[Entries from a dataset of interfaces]
┌────────

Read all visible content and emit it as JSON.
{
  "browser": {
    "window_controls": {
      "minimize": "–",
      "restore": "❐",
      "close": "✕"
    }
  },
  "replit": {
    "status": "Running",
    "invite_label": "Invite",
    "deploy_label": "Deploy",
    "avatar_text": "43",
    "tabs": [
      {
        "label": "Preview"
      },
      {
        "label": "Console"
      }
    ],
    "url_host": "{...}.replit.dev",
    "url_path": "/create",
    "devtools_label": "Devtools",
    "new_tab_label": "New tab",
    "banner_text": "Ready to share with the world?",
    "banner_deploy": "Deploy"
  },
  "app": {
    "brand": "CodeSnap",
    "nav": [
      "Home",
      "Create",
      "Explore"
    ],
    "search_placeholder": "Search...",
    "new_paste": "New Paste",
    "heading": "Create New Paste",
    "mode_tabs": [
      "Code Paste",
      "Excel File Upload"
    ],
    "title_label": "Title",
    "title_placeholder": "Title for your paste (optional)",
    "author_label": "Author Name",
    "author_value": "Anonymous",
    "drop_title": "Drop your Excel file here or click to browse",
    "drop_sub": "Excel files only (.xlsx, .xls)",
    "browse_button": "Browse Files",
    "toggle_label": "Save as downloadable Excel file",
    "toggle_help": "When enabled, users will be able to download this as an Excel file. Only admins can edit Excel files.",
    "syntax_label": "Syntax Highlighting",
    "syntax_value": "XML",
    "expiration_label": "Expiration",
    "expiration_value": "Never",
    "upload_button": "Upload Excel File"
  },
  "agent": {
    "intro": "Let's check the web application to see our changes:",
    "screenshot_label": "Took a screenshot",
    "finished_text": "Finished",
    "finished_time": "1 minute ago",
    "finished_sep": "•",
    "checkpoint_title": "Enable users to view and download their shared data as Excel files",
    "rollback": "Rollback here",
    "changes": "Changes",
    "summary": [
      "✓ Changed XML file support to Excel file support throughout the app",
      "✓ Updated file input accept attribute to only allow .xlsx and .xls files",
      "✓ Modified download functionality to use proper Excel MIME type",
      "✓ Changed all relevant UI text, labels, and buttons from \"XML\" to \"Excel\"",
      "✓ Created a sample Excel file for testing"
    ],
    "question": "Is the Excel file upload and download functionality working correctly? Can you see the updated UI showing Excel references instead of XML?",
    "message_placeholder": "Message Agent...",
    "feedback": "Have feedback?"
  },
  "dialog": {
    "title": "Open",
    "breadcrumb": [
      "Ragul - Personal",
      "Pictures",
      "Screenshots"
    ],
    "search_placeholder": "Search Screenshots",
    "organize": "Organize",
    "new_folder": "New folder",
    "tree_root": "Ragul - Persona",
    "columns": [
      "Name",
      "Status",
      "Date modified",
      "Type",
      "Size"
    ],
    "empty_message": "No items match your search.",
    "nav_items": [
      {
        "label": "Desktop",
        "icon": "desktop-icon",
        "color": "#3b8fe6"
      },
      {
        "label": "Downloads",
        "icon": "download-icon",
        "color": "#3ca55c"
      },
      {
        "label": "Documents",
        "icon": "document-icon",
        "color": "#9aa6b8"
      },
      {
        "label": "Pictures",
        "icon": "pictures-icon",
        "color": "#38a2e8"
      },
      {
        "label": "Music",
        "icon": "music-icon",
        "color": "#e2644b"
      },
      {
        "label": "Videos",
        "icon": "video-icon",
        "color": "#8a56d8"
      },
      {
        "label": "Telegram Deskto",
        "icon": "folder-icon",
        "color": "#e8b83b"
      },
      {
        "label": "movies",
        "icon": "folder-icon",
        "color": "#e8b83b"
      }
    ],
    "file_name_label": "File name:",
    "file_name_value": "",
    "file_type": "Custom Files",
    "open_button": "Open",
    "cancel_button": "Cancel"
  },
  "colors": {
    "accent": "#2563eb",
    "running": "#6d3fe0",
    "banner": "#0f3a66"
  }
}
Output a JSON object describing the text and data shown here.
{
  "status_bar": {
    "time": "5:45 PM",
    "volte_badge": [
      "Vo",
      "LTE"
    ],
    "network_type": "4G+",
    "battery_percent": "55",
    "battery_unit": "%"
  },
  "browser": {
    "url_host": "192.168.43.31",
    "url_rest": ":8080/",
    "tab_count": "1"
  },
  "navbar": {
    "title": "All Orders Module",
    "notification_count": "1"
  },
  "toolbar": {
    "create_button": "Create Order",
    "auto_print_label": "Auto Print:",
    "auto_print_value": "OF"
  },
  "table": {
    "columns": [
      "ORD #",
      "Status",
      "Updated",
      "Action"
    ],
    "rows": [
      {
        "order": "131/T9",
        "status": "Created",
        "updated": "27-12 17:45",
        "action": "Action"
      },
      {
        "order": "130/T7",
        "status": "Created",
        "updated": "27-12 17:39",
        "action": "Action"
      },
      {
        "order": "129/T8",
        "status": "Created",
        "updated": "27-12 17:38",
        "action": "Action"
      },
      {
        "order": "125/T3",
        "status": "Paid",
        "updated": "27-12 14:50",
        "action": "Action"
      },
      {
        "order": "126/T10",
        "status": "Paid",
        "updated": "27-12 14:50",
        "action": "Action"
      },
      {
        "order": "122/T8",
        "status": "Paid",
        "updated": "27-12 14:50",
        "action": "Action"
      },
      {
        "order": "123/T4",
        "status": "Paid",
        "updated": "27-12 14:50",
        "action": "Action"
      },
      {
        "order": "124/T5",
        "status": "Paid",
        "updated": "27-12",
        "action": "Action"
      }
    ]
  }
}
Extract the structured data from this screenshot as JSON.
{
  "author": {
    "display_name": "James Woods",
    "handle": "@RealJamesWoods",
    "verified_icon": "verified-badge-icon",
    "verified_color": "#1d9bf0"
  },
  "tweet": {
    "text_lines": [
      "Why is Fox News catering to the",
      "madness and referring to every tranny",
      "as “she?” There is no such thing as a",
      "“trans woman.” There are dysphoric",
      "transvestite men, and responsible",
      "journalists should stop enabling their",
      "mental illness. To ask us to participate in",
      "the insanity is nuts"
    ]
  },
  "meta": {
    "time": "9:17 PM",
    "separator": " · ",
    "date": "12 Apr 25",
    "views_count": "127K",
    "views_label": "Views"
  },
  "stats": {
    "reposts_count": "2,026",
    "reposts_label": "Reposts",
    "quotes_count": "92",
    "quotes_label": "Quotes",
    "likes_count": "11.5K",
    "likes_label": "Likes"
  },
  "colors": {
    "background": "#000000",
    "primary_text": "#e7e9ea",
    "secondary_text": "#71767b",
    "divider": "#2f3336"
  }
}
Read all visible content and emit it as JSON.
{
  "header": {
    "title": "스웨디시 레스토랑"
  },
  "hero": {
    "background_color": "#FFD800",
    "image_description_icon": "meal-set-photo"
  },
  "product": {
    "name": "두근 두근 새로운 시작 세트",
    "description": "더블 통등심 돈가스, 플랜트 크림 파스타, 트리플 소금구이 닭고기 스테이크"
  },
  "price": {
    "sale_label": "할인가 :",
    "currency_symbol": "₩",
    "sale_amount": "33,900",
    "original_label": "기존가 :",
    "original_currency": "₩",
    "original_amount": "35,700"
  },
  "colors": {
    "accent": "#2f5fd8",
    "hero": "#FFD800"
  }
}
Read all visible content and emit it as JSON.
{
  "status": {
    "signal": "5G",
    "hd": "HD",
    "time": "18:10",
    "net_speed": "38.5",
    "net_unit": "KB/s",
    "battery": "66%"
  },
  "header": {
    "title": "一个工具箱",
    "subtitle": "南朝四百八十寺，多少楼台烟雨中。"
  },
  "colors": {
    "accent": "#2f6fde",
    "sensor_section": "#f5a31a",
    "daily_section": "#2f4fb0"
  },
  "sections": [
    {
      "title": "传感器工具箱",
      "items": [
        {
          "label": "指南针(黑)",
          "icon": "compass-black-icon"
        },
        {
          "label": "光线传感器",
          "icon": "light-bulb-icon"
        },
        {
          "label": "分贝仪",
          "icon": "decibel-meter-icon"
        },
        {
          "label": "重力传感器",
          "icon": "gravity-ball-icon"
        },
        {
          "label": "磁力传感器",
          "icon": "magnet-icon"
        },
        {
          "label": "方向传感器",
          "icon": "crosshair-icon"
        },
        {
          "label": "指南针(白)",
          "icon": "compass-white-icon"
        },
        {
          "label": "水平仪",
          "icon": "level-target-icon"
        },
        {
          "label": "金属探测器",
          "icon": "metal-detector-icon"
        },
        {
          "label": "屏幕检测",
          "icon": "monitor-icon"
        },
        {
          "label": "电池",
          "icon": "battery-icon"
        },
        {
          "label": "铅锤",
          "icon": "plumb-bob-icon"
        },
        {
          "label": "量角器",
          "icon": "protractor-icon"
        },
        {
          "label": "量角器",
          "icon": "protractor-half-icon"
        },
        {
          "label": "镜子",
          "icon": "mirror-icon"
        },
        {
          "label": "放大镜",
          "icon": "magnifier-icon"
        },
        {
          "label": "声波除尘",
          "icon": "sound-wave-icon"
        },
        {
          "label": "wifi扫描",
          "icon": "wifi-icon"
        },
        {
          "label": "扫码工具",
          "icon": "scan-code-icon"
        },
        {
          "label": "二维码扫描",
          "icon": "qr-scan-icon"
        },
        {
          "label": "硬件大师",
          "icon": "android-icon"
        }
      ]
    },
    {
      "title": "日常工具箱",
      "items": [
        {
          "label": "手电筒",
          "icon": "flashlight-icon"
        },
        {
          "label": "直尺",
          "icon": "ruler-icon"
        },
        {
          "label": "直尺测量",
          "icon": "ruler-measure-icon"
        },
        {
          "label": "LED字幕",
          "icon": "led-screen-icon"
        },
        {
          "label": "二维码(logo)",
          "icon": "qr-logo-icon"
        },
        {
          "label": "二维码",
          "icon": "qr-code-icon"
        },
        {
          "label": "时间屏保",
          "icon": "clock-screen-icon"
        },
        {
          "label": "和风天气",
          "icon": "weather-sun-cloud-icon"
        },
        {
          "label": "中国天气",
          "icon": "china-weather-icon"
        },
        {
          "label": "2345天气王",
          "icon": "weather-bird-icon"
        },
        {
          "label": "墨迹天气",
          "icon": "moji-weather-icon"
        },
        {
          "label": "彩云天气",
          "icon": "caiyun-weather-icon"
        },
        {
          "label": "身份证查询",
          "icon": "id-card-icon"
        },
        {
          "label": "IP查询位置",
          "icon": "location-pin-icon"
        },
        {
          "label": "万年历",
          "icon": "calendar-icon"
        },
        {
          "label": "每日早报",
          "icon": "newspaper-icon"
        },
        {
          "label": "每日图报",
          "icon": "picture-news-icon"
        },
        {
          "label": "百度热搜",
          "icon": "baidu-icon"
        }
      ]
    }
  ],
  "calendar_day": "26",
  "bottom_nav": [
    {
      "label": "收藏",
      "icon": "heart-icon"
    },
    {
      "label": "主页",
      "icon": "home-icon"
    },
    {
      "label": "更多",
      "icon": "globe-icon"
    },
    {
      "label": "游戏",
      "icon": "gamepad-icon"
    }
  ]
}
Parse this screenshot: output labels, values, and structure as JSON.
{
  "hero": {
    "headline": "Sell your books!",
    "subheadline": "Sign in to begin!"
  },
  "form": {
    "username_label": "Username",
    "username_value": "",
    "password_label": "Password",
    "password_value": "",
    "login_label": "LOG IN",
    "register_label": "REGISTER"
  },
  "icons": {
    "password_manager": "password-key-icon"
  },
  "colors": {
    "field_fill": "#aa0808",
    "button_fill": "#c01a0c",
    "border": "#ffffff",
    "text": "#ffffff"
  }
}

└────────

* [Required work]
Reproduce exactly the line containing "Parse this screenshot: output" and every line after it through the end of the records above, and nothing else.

* [Exercise response]
Parse this screenshot: output labels, values, and structure as JSON.
{
  "hero": {
    "headline": "Sell your books!",
    "subheadline": "Sign in to begin!"
  },
  "form": {
    "username_label": "Username",
    "username_value": "",
    "password_label": "Password",
    "password_value": "",
    "login_label": "LOG IN",
    "register_label": "REGISTER"
  },
  "icons": {
    "password_manager": "password-key-icon"
  },
  "colors": {
    "field_fill": "#aa0808",
    "button_fill": "#c01a0c",
    "border": "#ffffff",
    "text": "#ffffff"
  }
}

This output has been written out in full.